Ben Makeme, 18, an albino student at Restore Leadership Academy says albino students suffer in classes because of vision challenges, something he believes some teachers do not know about. He says back home in Mbale district, the community look at him with dismay, but his courage has overridden such stigma through hard work and investing in vegetables like onions, cabbages to raise money for school fees, if only to prove to the community that he is not any different from them.
“Even if [people in the] community call us names like ghost, dismay and kids with no hope; I consider those small challenges because I personally, have proved them wrong,” Makeme says.
Makeme expressed fear of moving freely among various communities since in some countries, albinos are targeted for rituals.
Makeme now in Senior Three wants to be a lawyer and serve the marginalized population.
What do the expert says?
Dr. Harry Mpewo, a Dermatologist at Hoima Hospital defines albinism as a genetic inheritance due to lack of melanin in body cells. He said it has 12 different types categorized in two namely; albino of the skin and of the eyes.
He says if two people with the albino genes have a child, there is a 25% chance that the child they get will be an albino. And 50% of chances may produce carriers. If only one of the parents has albino genes, there is no chance of getting albino children.
Melanin is the pigment that gives human skin, hair, and eyes their color. The absence of melanin in the skin causes the skin to be weak and susceptible to developing ulcers which the doctor says if not protected against, can develop into chronic skin cancer which commonly kills albino persons.
Dr. Mpewo noted that the absence of melanin in the eyes make them visually impaired because they can’t see light normally.
He says Uganda still grapples with medical services for albinos as the Ministry of Health has no special package for persons with albinism coupled with a few experts in the country, “We have few Dermatologists in Uganda, and it is a challenge to provide services to albino persons because the government doesn’t provide special services like sunscreen lotion in their health facilities.”
While speaking to persons with albino at a Health Camp organized by Lion Club International in conjunction with Lion Club of Gulu Metropolitan at Gulu Regional Referral Hospital on Saturday July 28th, Dr. Mpewo advised them to guard against direct sunlight by wearing clothes that cover their skin

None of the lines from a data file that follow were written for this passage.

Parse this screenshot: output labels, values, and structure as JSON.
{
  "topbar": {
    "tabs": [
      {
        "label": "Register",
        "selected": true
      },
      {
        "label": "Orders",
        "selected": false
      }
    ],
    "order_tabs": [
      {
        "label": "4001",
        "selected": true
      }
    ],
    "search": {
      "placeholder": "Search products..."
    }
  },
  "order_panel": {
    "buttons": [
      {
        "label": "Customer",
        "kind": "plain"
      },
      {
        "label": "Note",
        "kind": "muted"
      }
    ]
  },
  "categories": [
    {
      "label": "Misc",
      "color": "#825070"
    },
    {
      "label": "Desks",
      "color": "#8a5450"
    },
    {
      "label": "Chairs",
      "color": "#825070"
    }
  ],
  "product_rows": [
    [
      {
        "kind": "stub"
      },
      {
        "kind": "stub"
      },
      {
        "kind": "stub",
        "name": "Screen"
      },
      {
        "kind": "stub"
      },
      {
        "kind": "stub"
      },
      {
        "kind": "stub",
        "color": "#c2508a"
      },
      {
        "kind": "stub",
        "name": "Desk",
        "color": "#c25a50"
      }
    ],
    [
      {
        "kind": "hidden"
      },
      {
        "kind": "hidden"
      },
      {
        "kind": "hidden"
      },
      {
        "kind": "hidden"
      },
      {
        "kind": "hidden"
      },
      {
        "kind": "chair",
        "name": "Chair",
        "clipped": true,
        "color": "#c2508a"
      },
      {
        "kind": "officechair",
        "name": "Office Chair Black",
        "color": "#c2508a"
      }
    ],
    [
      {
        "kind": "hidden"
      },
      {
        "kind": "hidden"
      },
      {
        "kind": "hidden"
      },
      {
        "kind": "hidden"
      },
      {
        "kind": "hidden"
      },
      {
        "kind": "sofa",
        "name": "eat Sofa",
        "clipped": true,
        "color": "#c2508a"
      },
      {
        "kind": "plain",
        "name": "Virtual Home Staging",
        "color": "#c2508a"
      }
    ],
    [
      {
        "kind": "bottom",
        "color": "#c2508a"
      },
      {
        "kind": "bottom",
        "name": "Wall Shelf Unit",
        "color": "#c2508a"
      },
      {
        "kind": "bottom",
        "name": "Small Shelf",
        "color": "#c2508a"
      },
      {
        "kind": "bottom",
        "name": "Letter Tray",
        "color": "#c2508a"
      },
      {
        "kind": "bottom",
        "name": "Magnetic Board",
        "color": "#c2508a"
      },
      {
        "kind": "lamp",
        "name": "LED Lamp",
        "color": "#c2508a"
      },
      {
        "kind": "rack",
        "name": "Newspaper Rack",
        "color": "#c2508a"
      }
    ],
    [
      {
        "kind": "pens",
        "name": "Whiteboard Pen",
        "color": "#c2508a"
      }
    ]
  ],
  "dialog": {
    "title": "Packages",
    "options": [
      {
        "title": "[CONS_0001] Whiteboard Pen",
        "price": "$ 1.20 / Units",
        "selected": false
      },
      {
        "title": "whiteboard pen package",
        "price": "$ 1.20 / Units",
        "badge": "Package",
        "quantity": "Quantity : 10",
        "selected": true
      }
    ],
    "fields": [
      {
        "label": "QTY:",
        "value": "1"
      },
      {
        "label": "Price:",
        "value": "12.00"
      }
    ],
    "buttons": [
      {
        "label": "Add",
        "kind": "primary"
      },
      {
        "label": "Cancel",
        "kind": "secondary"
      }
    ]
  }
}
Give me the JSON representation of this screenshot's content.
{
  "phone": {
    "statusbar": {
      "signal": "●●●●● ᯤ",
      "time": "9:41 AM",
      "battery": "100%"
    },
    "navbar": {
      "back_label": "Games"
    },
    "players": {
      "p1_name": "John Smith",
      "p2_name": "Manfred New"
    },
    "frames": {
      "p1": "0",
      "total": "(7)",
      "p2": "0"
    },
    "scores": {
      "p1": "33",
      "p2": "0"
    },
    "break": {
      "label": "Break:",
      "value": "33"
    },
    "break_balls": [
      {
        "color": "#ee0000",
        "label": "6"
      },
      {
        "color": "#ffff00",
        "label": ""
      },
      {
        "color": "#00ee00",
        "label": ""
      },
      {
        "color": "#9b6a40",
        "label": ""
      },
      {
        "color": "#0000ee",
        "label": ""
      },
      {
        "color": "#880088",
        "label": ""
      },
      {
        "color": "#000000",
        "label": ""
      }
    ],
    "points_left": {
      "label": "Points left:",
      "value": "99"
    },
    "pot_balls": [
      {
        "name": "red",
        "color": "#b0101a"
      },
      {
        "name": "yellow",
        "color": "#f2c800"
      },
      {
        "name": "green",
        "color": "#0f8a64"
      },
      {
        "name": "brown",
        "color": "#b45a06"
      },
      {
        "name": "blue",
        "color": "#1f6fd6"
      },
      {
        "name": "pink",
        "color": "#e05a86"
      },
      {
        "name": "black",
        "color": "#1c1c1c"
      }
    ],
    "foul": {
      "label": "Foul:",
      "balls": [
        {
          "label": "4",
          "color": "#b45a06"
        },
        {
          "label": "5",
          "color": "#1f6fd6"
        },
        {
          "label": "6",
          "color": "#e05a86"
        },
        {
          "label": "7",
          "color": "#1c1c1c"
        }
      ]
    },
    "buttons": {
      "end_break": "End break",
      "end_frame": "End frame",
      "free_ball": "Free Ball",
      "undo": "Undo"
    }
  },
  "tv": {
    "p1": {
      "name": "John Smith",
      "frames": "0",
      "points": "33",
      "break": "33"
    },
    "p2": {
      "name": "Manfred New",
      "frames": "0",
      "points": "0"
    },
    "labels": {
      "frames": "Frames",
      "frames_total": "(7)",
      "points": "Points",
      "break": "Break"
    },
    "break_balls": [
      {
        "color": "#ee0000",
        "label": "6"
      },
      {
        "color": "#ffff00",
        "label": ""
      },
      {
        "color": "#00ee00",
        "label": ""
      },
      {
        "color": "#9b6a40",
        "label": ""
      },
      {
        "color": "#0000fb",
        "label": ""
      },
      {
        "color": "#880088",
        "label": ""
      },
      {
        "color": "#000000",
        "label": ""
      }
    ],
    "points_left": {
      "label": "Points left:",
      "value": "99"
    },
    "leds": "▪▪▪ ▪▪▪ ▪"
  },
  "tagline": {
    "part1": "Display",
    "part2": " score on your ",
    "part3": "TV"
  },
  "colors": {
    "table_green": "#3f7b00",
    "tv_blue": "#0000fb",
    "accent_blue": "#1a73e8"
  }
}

fully and round brim hats. He also told them to apply sunscreen to avoid sunburns that may result into cancer.
Mr Aliro Omara an Independent Consultant on Human Rights hired by Office of Human Rights Commission in Kampala, is carrying out a research titled; “Situation of Persons with Albinism in Uganda” following the rights abuses of person with albinism in the country as noted by the United Nations.
He noted that in the recent past there has been lot of abuses of human rights of persons with albinism in Uganda and Africa at large, giving an example of Tanzania and Malawi where body parts of person with albinism became a commodity and medicine to some people through rituals.
Mr Omara says United Nations has taken interest to protect persons with albinism through its member states by tasking each country to take steps and protect the rights of persons with albinism.
The same resolution, the researcher says was adopted by African Union which is tasking each member state to take action of documenting and analyzing the situation of persons with albinism.
“I am collecting data to establish how many they are, the challenges they face in the community, health, education and survival within the communities they live in” Mr Omara says
“Greater emphasis is directed towards the rights of children with albinism and what the community thinks about the condition,” he said.
He says his findings will lead to recommendations that shall be used by the government and other stakeholders to improve the lives of persons with albinism.